Data section.
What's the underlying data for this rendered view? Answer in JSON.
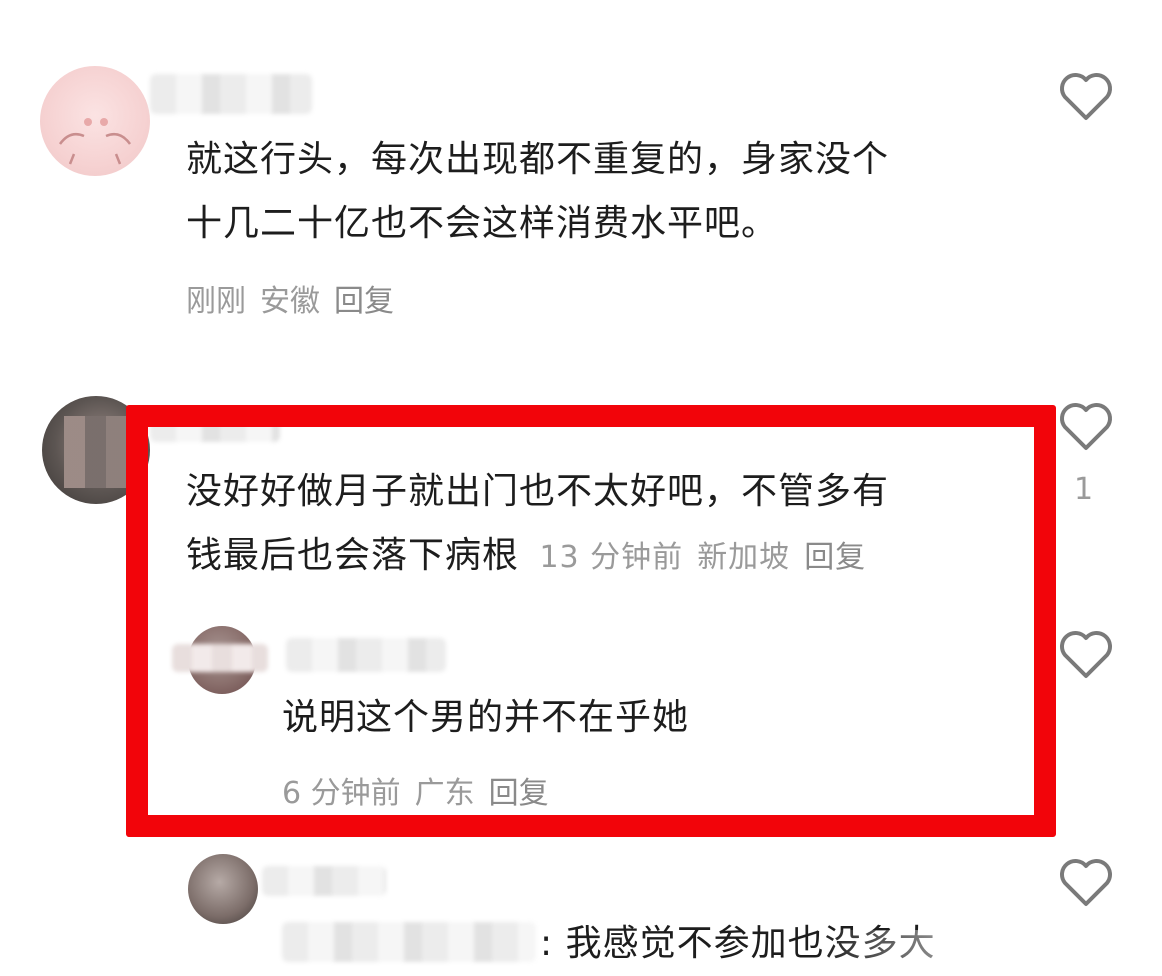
{
  "comments": [
    {
      "text_line1": "就这行头，每次出现都不重复的，身家没个",
      "text_line2": "十几二十亿也不会这样消费水平吧。",
      "time": "刚刚",
      "location": "安徽",
      "reply_label": "回复",
      "like_count": ""
    },
    {
      "text_line1": "没好好做月子就出门也不太好吧，不管多有",
      "text_line2": "钱最后也会落下病根",
      "time": "13 分钟前",
      "location": "新加坡",
      "reply_label": "回复",
      "like_count": "1",
      "highlight_color": "#f2040a"
    }
  ],
  "replies": [
    {
      "text": "说明这个男的并不在乎她",
      "time": "6 分钟前",
      "location": "广东",
      "reply_label": "回复"
    },
    {
      "name_suffix": "…",
      "text": "我感觉不参加也没多大"
    }
  ],
  "icons": {
    "like": "heart-outline-icon"
  }
}
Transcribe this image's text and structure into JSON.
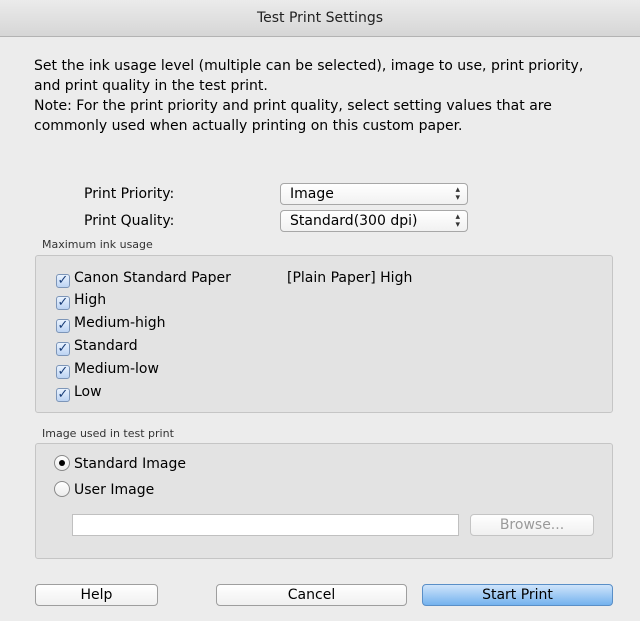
{
  "window": {
    "title": "Test Print Settings"
  },
  "description": [
    "Set the ink usage level (multiple can be selected), image to use, print priority,",
    "and print quality in the test print.",
    "Note: For the print priority and print quality, select setting values that are",
    "commonly used when actually printing on this custom paper."
  ],
  "print_priority": {
    "label": "Print Priority:",
    "value": "Image"
  },
  "print_quality": {
    "label": "Print Quality:",
    "value": "Standard(300 dpi)"
  },
  "ink_usage": {
    "title": "Maximum ink usage",
    "reference_value": "[Plain Paper] High",
    "items": [
      {
        "label": "Canon Standard Paper",
        "checked": true
      },
      {
        "label": "High",
        "checked": true
      },
      {
        "label": "Medium-high",
        "checked": true
      },
      {
        "label": "Standard",
        "checked": true
      },
      {
        "label": "Medium-low",
        "checked": true
      },
      {
        "label": "Low",
        "checked": true
      }
    ]
  },
  "image_group": {
    "title": "Image used in test print",
    "options": [
      {
        "label": "Standard Image",
        "selected": true
      },
      {
        "label": "User Image",
        "selected": false
      }
    ],
    "path_value": "",
    "browse_label": "Browse..."
  },
  "buttons": {
    "help": "Help",
    "cancel": "Cancel",
    "start": "Start Print"
  },
  "icons": {
    "check": "checkmark-icon",
    "popup_arrows": "up-down-arrows-icon"
  }
}
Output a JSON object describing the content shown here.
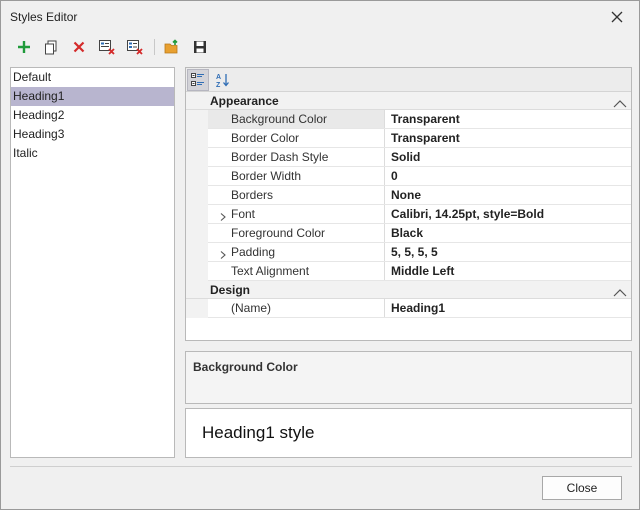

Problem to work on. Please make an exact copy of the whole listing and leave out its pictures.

Worked solution.
What's the underlying data for this rendered view? Answer in JSON.
{
  "comments": [
    {
      "text_line1": "就这行头，每次出现都不重复的，身家没个",
      "text_line2": "十几二十亿也不会这样消费水平吧。",
      "time": "刚刚",
      "location": "安徽",
      "reply_label": "回复",
      "like_count": ""
    },
    {
      "text_line1": "没好好做月子就出门也不太好吧，不管多有",
      "text_line2": "钱最后也会落下病根",
      "time": "13 分钟前",
      "location": "新加坡",
      "reply_label": "回复",
      "like_count": "1",
      "highlight_color": "#f2040a"
    }
  ],
  "replies": [
    {
      "text": "说明这个男的并不在乎她",
      "time": "6 分钟前",
      "location": "广东",
      "reply_label": "回复"
    },
    {
      "name_suffix": "…",
      "text": "我感觉不参加也没多大"
    }
  ],
  "icons": {
    "like": "heart-outline-icon"
  }
}
Transcribe this image's text and structure into JSON.
{
  "window": {
    "title": "Test Print Settings"
  },
  "description": [
    "Set the ink usage level (multiple can be selected), image to use, print priority,",
    "and print quality in the test print.",
    "Note: For the print priority and print quality, select setting values that are",
    "commonly used when actually printing on this custom paper."
  ],
  "print_priority": {
    "label": "Print Priority:",
    "value": "Image"
  },
  "print_quality": {
    "label": "Print Quality:",
    "value": "Standard(300 dpi)"
  },
  "ink_usage": {
    "title": "Maximum ink usage",
    "reference_value": "[Plain Paper] High",
    "items": [
      {
        "label": "Canon Standard Paper",
        "checked": true
      },
      {
        "label": "High",
        "checked": true
      },
      {
        "label": "Medium-high",
        "checked": true
      },
      {
        "label": "Standard",
        "checked": true
      },
      {
        "label": "Medium-low",
        "checked": true
      },
      {
        "label": "Low",
        "checked": true
      }
    ]
  },
  "image_group": {
    "title": "Image used in test print",
    "options": [
      {
        "label": "Standard Image",
        "selected": true
      },
      {
        "label": "User Image",
        "selected": false
      }
    ],
    "path_value": "",
    "browse_label": "Browse..."
  },
  "buttons": {
    "help": "Help",
    "cancel": "Cancel",
    "start": "Start Print"
  },
  "icons": {
    "check": "checkmark-icon",
    "popup_arrows": "up-down-arrows-icon"
  }
}
Output a JSON object describing the content shown here.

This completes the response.